Take the 2-minute tour ×
Stack Overflow is a question and answer site for professional and enthusiast programmers. It's 100% free, no registration required.

I have the following sample code to explain my question. Per the STD map container doc (http://www.cplusplus.com/reference/map/map/operator%5B%5D/), the operator[] (or "at" method) returns reference to the mapped value. I see why Line 13 compiles and works correctly (when I insert an element into vec1, the mapped value in map gets updated). I don't understand why Line 13 does not cause a compile error since vec1 is not a reference and operator[] returns a reference.

  1 #include <map>
  2 #include <vector>
  3
  4 using namespace std;
  5
  6 int main()
  7 {
  8     map<int, vector<int> > port;
  9
 10     port[1] = vector<int>(1, 10);
 11
 12     vector<int> &vec1 = port[1];    // <===
 13     vector<int> vec2 = port[1];   // <===
 14
 15     return 0;
 16 }

I thought maybe the actual implementation of operator[] is overloaded to return both types (value and reference). However, when I looked through the "map" header file, it did not seem to (unless I am missing something):
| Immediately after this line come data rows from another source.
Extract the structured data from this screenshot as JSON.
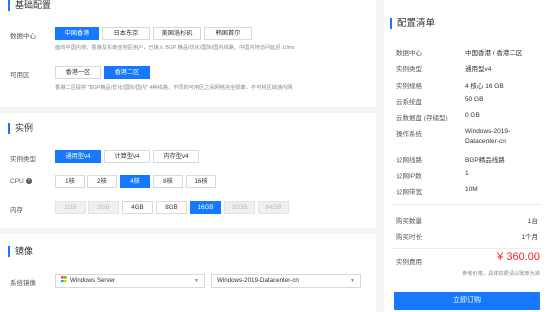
{
  "basic": {
    "title": "基础配置",
    "datacenter_label": "数据中心",
    "datacenters": [
      "中国香港",
      "日本东京",
      "美国洛杉矶",
      "韩国首尔"
    ],
    "datacenter_note": "面向中国内地、香港及东南亚地区用户，已接入 BGP 精品/优化/国际/国内线路，中国内地访问延迟 10ms",
    "zone_label": "可用区",
    "zones": [
      "香港一区",
      "香港二区"
    ],
    "zone_note": "香港二区提供 \"BGP精品/优化/国际/国内\" 4种线路，不同的可用区之间网络完全隔离，不可将区域通内网"
  },
  "instance": {
    "title": "实例",
    "type_label": "实例类型",
    "types": [
      "通用型v4",
      "计算型v4",
      "内存型v4"
    ],
    "cpu_label": "CPU",
    "cpus": [
      "1核",
      "2核",
      "4核",
      "8核",
      "16核"
    ],
    "mem_label": "内存",
    "mems": [
      "1GB",
      "2GB",
      "4GB",
      "8GB",
      "16GB",
      "32GB",
      "64GB"
    ]
  },
  "image": {
    "title": "镜像",
    "label": "系统镜像",
    "os": "Windows Server",
    "version": "Windows-2019-Datacenter-cn"
  },
  "summary": {
    "title": "配置清单",
    "rows": [
      {
        "k": "数据中心",
        "v": "中国香港 / 香港二区"
      },
      {
        "k": "实例类型",
        "v": "通用型v4"
      },
      {
        "k": "实例规格",
        "v": "4 核心 16 GB"
      },
      {
        "k": "云系统盘",
        "v": "50 GB"
      },
      {
        "k": "云数据盘 (存储型)",
        "v": "0 GB"
      },
      {
        "k": "操作系统",
        "v": "Windows-2019-"
      },
      {
        "k": "",
        "v": "Datacenter-cn"
      },
      {
        "k": "公网线路",
        "v": "BGP精品线路"
      },
      {
        "k": "公网IP数",
        "v": "1"
      },
      {
        "k": "公网带宽",
        "v": "10M"
      }
    ],
    "qty_label": "购买数量",
    "qty_value": "1台",
    "duration_label": "购买时长",
    "duration_value": "1个月",
    "fee_label": "实例费用",
    "fee_value": "¥ 360.00",
    "fee_note": "参考价格，具体扣费请以账单为准",
    "buy_label": "立即订购"
  },
  "colors": {
    "accent": "#1677ff",
    "price": "#f5222d",
    "bg": "#f3f4f6"
  }
}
File : /usr/include/c++/4.7/profile/map.h

      // 23.3.1.2 element access:
      mapped_type&
      operator[](const key_type& __k)
      {
        __profcxx_map_to_unordered_map_find(this, size());
        return _Base::operator[](__k);
      }

#ifdef __GXX_EXPERIMENTAL_CXX0X__
      mapped_type&
      operator[](key_type&& __k)
      {
        __profcxx_map_to_unordered_map_find(this, size());
        return _Base::operator[](std::move(__k));
      }
#endif   

Can someone please help me understand this?

share|improve this question
    
But vec1 is a reference. –  juanchopanza Oct 24 '13 at 6:00
    
Sorry, I meant line 13, where vec2 is not a reference. (I corrected my original question). –  Ahmed A Oct 24 '13 at 6:10

3 Answers 3

up vote 4 down vote accepted

Types are usually copy-constructable from a reference. So vec2 is just a copy of the value referred to by the reference returned by port[1]. This is a simpler example involving ints:

int i = 42;
int j& = i; // j is a reference to i
int k = j;  // k is a copy of the int that j refers to, i.e. i.

Concerning your hypothesis about the two return types, you cannot overload a function by return value.

share|improve this answer
    
Thank you. Your explanation and further reading up on "c++ copy-constructible" clarified what's happening and why. (cplusplus.com/reference/type_traits/is_copy_constructible ) –  Ahmed A Oct 24 '13 at 6:23
    
I accidentally ran into this issue, by forgetting to put the & when I declared vec type (as in Line 13), and took me a while to figure out the issue. This seems like an easy mistake to make, with serious consequence. Is there a way I can turn on some compiler options to give a warning for such occurence. –  Ahmed A Oct 24 '13 at 6:48
    
@AhmedA I doubt any compiler would issue warnings, because it is perfectly legitimate. It isn't usual to bind a reference to the return value. The typical use-case is to do something like post[1].push_back(42) etc. –  juanchopanza Oct 24 '13 at 7:40

Line 12 initialises vec1 to be a reference to port[1] (or, more accurately, the vector<int> object that port[1] refers to). So any change to vec1 also changes port[1].

Line 13 initialises vec2 to be a copy of port[1]. So any change to vec2 does not affect port[1].

share|improve this answer

Not sure if I understood your question correctly, so, I'll just try to explain to you what's going on in 12 and 13 lines.

vector<int> &vec1 = port[1];

Here you're creating a reference to a vector and initialize it with port[1]. So, in fact, they're pointing to the same memory location now.

vector<int> vec2 = port[1];

Here you're creating a new vector and copy all data from port[1] to it. They contains the same data, but they are not pointing to the same memory location.

So, if you'll do this:

vec1.push_back(1);
vec2.push_back(2);

You'll see, that port[1] now contains a new appended element - 1.

share|improve this answer

Your Answer

 
discard

By posting your answer, you agree to the privacy policy and terms of service.

Not the answer you're looking for? Browse other questions tagged or ask your own question.